Assignment:
Output only how many lines below contain "terms".

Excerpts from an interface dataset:
^^^^

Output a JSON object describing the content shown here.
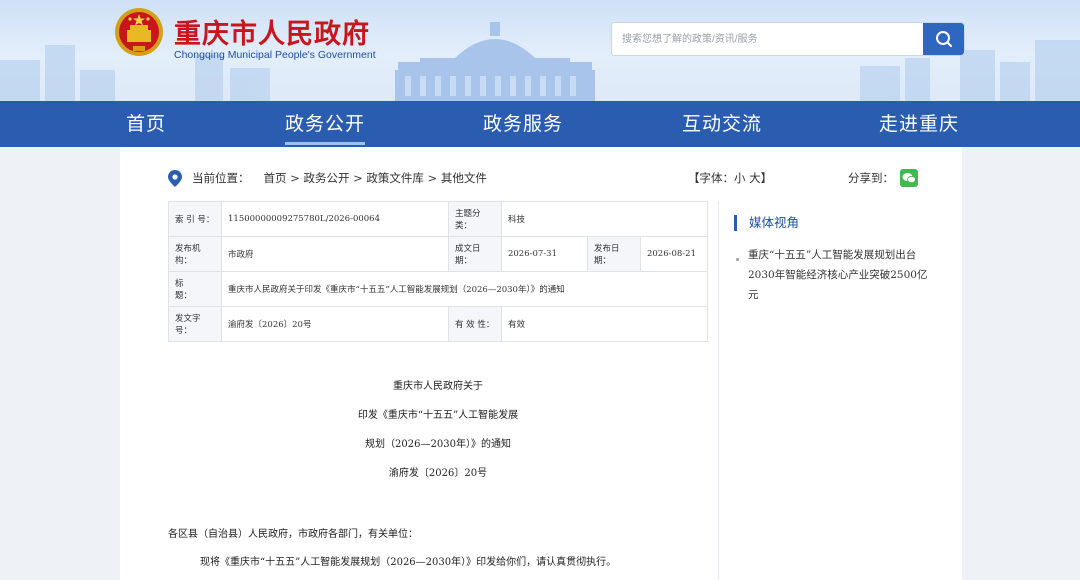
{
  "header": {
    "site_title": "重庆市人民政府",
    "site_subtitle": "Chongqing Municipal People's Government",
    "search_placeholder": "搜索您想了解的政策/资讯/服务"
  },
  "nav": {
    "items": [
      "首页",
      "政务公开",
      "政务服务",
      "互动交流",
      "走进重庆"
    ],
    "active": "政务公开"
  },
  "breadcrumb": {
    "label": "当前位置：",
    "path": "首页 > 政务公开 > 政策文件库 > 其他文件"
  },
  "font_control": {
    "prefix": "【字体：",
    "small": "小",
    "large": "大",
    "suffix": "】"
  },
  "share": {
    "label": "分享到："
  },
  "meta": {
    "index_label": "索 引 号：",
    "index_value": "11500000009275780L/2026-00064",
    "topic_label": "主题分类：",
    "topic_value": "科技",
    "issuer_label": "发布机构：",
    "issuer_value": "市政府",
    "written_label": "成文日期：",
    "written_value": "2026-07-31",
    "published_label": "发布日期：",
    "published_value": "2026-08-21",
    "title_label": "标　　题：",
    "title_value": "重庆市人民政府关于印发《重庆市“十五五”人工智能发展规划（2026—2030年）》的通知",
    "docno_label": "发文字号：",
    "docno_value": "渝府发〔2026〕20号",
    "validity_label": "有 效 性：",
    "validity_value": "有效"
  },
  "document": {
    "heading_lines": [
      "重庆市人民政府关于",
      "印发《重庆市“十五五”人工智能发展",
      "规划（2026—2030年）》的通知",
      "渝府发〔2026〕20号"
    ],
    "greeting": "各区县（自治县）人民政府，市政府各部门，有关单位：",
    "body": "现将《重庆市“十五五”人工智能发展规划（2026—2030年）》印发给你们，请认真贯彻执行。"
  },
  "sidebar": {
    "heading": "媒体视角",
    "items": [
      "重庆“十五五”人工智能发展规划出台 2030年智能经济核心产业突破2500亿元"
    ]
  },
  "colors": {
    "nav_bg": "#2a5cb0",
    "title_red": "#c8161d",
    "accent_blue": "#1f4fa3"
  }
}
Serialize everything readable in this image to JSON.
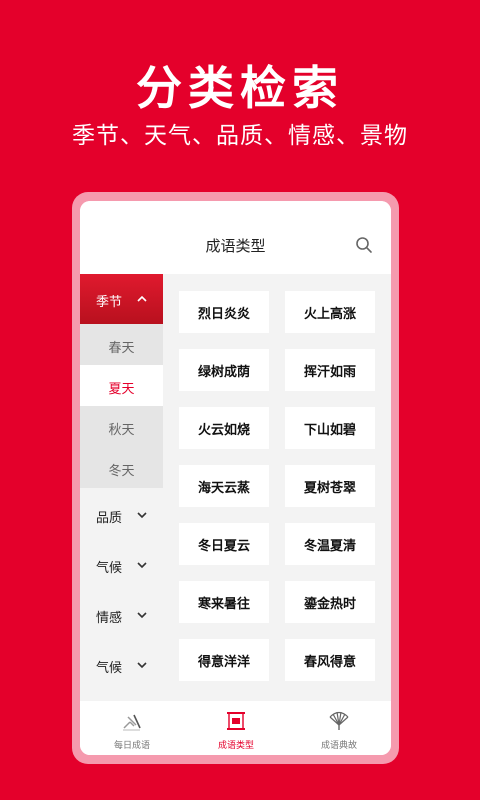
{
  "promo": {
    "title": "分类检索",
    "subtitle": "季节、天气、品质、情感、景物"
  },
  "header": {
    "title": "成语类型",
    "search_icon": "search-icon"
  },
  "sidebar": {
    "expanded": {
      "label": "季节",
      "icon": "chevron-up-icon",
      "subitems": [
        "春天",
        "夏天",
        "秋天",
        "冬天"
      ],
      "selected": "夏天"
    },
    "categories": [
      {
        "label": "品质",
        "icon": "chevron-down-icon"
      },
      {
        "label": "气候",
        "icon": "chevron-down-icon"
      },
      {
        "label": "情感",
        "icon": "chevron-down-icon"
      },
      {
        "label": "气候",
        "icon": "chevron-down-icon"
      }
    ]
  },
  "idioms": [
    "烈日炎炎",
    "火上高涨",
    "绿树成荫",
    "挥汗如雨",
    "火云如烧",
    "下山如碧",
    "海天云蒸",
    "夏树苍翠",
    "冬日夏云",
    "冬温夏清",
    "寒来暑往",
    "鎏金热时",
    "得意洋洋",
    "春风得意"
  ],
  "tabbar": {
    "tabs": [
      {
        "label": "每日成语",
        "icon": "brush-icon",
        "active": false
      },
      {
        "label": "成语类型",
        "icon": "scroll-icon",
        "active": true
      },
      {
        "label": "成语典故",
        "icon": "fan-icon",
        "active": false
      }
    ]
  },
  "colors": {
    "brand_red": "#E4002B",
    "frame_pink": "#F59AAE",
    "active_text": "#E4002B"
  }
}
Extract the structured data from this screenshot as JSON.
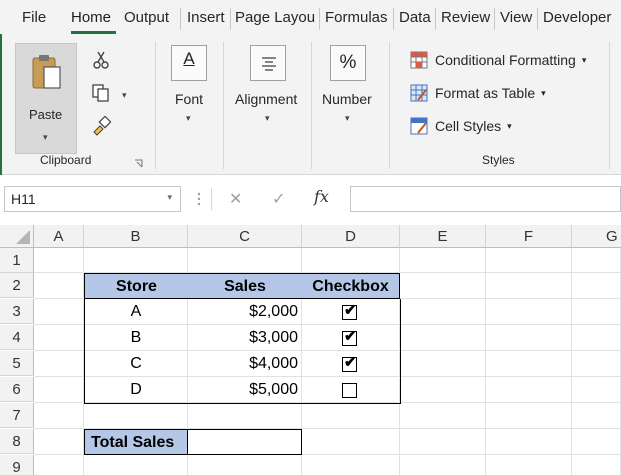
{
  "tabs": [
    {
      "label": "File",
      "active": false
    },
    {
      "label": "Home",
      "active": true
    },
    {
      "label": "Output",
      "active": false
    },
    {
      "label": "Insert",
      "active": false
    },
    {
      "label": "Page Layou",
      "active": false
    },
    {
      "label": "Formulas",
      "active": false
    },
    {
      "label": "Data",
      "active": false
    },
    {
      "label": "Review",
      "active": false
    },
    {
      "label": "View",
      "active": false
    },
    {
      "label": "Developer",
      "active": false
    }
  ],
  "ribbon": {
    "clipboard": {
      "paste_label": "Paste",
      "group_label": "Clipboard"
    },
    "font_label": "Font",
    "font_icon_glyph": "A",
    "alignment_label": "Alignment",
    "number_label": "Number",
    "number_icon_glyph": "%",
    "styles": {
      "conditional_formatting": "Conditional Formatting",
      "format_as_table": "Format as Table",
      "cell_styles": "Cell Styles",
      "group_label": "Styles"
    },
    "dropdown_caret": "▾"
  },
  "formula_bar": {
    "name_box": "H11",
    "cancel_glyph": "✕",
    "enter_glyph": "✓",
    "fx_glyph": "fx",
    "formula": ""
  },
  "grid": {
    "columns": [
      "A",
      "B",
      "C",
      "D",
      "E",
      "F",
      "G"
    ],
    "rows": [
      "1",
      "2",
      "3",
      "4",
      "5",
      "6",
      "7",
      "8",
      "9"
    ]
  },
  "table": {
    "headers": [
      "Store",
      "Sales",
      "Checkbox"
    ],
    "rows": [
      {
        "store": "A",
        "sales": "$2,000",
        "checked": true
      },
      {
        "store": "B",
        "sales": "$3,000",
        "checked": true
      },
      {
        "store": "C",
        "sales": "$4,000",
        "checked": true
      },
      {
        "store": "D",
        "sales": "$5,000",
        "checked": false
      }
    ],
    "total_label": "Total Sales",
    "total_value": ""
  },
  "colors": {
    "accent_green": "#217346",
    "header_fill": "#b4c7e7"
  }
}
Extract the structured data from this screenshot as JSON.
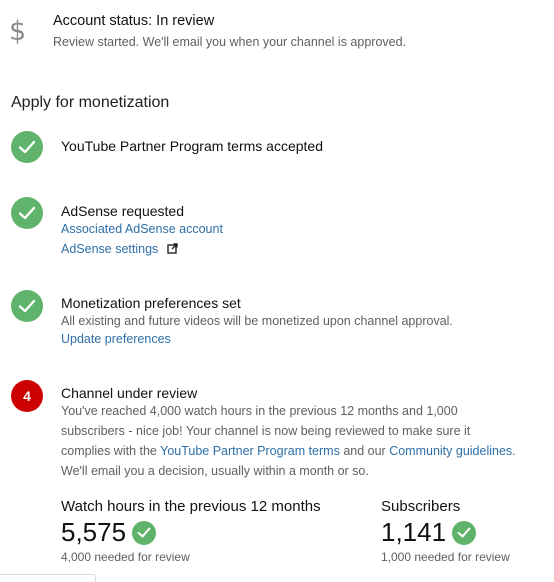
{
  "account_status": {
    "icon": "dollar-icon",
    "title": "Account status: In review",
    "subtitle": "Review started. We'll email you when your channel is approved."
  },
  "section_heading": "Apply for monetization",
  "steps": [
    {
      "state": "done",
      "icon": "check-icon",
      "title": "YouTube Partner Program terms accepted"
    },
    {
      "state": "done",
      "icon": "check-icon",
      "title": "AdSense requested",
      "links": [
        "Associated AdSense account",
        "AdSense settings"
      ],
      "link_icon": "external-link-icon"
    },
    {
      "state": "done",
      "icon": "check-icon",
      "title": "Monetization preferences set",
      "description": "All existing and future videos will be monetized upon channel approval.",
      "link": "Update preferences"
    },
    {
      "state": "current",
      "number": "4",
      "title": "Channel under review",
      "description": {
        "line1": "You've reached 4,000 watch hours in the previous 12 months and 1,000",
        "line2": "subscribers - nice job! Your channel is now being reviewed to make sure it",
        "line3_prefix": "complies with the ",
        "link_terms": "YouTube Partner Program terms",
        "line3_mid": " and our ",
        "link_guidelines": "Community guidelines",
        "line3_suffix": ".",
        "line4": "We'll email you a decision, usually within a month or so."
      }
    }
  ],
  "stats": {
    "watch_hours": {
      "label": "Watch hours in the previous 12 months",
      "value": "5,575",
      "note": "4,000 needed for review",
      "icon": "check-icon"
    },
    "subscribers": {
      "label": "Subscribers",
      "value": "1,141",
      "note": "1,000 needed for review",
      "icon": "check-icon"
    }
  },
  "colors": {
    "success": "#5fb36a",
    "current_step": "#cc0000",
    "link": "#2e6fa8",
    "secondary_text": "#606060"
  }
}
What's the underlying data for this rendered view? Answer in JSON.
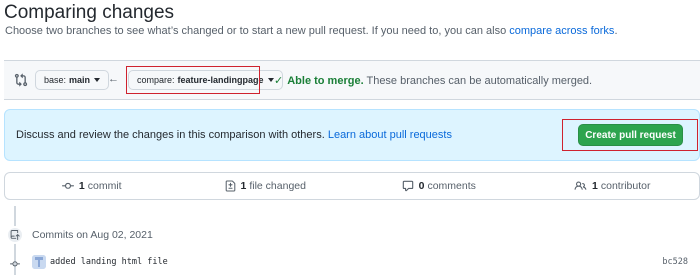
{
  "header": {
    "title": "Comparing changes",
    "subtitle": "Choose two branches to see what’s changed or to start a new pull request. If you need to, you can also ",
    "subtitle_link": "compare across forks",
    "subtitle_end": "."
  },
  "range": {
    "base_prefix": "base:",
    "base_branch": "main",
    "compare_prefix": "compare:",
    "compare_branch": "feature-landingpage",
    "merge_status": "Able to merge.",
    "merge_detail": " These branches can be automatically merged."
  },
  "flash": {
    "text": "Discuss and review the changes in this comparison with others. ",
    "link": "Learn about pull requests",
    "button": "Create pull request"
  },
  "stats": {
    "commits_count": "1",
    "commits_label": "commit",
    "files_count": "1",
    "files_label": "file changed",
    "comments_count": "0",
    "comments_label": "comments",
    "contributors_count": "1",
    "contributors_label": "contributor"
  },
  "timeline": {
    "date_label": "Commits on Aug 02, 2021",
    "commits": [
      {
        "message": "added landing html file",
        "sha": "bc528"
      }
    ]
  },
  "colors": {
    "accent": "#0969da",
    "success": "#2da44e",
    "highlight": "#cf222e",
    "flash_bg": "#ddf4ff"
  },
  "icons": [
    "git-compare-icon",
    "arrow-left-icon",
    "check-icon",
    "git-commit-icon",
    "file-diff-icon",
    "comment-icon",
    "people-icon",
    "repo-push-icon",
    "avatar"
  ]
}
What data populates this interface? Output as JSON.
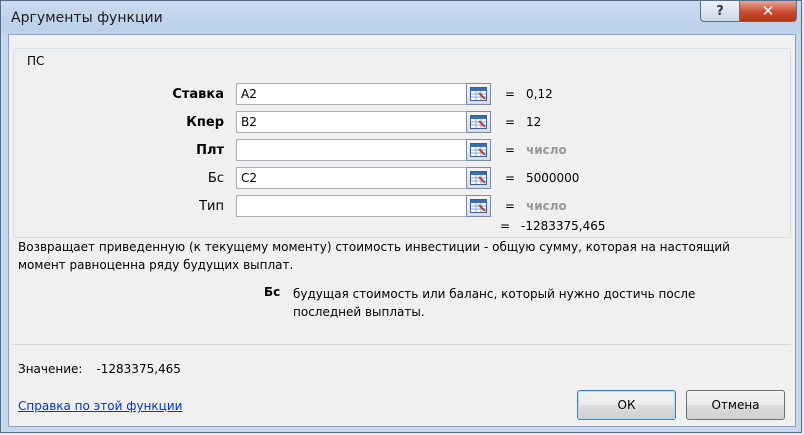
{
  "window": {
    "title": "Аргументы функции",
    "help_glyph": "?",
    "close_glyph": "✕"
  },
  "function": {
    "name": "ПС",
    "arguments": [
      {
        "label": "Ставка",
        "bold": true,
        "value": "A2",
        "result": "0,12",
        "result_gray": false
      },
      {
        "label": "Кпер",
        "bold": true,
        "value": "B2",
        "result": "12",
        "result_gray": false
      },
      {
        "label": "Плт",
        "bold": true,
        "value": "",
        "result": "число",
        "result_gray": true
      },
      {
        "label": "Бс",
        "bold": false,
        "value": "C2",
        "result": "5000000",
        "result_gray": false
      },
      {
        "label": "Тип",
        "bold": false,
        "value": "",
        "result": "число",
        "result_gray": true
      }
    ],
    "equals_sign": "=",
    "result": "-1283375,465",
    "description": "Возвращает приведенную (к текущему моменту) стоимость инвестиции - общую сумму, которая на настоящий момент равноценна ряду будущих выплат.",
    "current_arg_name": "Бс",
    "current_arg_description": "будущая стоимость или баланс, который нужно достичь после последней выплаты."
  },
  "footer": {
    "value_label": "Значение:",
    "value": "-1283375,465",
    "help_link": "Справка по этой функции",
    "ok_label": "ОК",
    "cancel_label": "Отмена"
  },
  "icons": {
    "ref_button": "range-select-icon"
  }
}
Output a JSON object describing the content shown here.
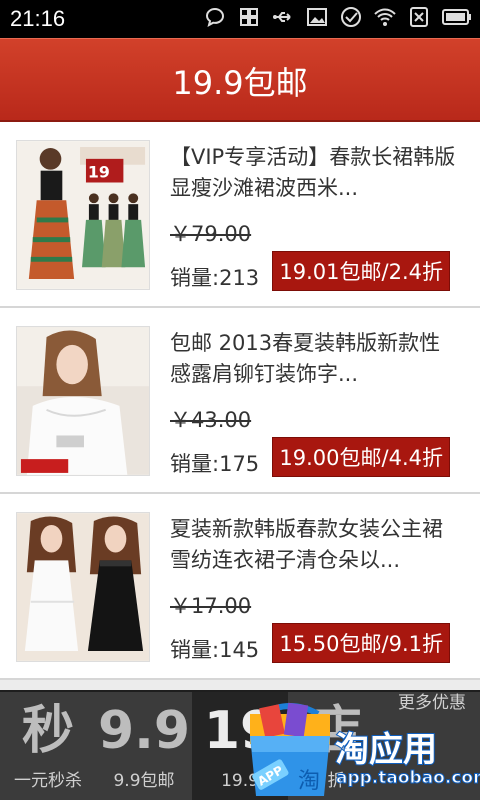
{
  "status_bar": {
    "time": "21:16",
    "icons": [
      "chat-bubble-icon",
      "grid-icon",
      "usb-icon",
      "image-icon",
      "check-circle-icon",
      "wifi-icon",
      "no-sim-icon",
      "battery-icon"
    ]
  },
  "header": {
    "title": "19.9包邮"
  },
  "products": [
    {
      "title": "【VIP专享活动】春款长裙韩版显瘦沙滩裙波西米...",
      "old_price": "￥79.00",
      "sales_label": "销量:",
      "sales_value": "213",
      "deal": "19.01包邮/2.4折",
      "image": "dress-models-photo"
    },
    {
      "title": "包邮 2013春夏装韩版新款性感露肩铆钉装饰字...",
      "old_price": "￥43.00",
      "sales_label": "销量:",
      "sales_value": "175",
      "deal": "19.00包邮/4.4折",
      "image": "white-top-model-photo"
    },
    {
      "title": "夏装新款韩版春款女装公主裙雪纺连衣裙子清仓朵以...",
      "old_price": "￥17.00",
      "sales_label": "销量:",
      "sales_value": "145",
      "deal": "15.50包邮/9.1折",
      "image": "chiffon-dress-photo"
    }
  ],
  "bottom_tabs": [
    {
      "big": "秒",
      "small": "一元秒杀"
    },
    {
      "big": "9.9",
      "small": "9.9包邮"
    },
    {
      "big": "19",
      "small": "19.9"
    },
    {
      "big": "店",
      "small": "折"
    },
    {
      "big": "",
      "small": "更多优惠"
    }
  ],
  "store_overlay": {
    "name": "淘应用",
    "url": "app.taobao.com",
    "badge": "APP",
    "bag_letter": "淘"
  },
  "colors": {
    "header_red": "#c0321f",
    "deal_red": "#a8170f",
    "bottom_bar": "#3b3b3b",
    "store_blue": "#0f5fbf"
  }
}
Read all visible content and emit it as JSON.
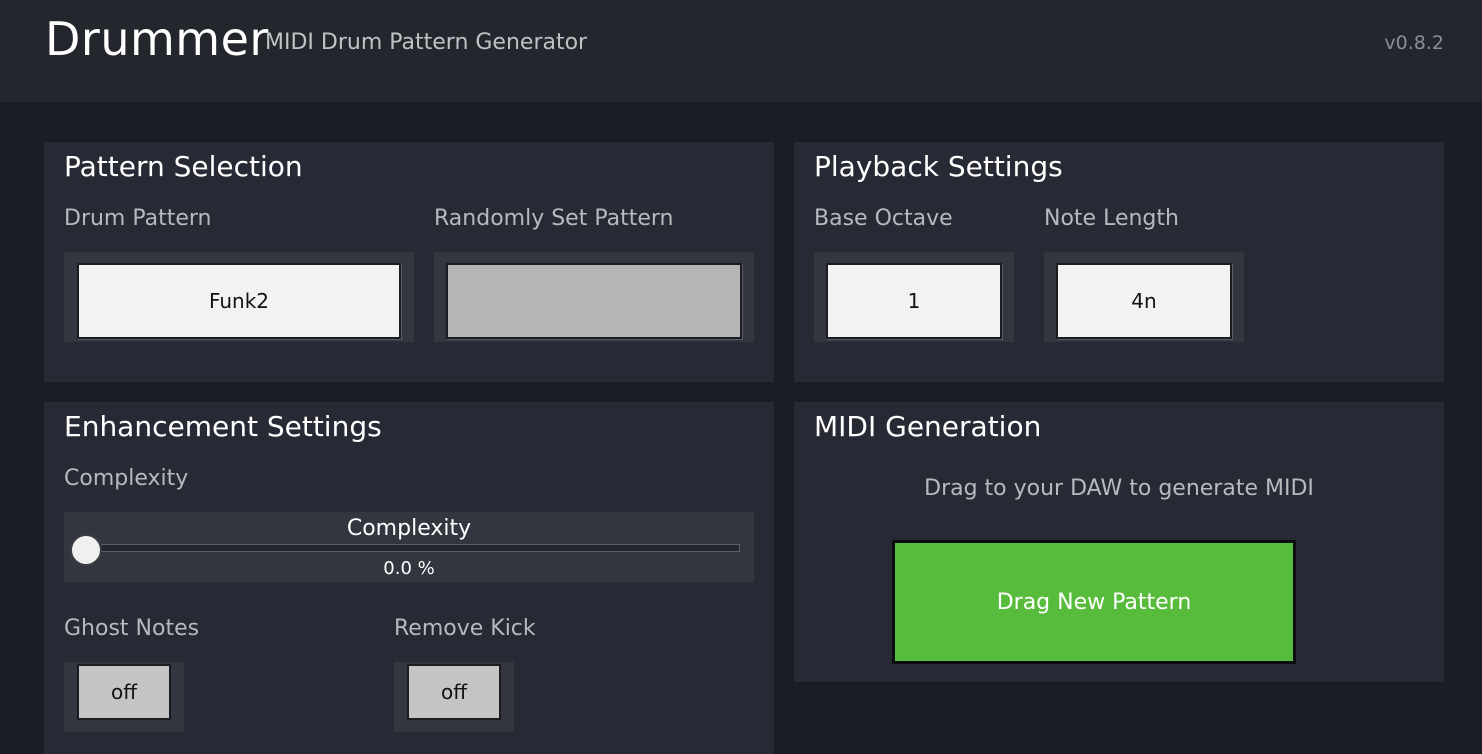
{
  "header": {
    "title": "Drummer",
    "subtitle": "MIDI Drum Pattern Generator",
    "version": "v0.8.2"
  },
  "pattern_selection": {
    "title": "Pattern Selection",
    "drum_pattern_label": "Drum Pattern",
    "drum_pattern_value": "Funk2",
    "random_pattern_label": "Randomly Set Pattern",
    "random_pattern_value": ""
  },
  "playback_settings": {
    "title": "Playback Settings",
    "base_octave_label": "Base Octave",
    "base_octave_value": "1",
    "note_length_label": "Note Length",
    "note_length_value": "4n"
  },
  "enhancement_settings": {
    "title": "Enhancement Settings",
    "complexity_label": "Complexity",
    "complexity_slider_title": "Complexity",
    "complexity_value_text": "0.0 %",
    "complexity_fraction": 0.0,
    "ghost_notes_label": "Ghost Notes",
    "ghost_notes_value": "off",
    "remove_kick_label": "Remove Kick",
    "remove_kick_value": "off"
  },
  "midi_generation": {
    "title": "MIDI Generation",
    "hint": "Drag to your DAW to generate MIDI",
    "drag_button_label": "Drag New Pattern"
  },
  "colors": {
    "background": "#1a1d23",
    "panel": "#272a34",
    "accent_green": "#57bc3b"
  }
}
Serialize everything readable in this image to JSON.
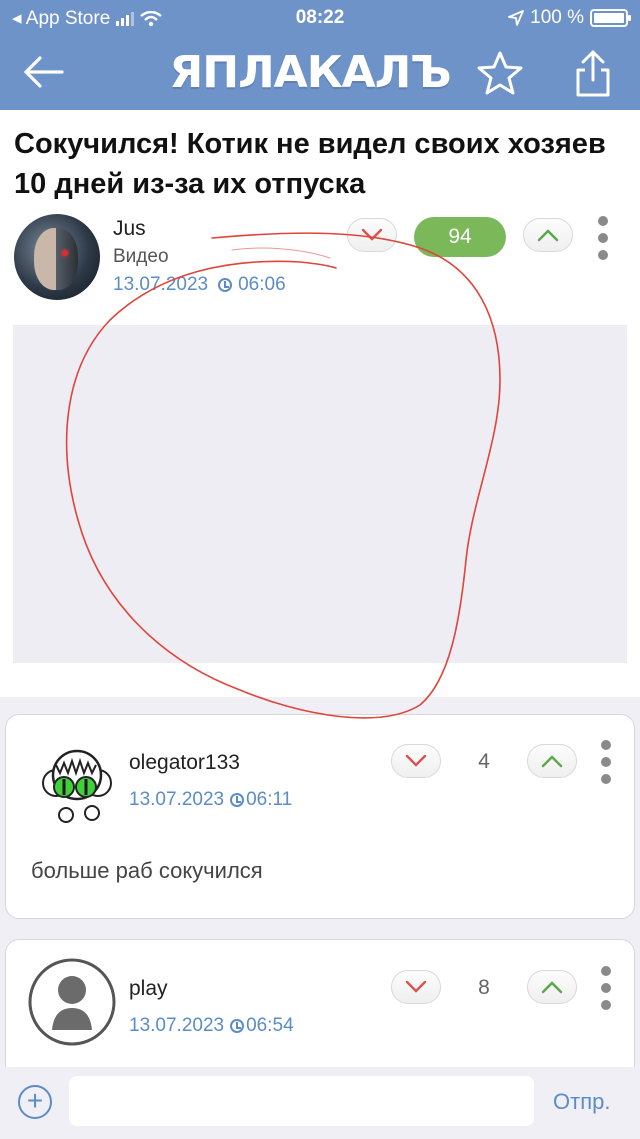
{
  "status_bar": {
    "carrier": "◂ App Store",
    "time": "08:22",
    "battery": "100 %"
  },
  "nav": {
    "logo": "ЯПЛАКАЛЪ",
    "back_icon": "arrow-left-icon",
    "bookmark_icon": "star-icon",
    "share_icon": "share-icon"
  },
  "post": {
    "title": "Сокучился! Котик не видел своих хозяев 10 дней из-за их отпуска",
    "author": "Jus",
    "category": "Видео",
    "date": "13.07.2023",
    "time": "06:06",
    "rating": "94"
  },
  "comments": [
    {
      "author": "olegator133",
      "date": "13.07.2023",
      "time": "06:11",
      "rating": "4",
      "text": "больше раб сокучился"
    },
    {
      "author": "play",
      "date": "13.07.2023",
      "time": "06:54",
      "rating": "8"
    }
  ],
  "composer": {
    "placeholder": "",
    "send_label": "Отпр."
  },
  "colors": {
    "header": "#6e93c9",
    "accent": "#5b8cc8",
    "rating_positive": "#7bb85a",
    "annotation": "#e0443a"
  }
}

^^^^

Answer space:
2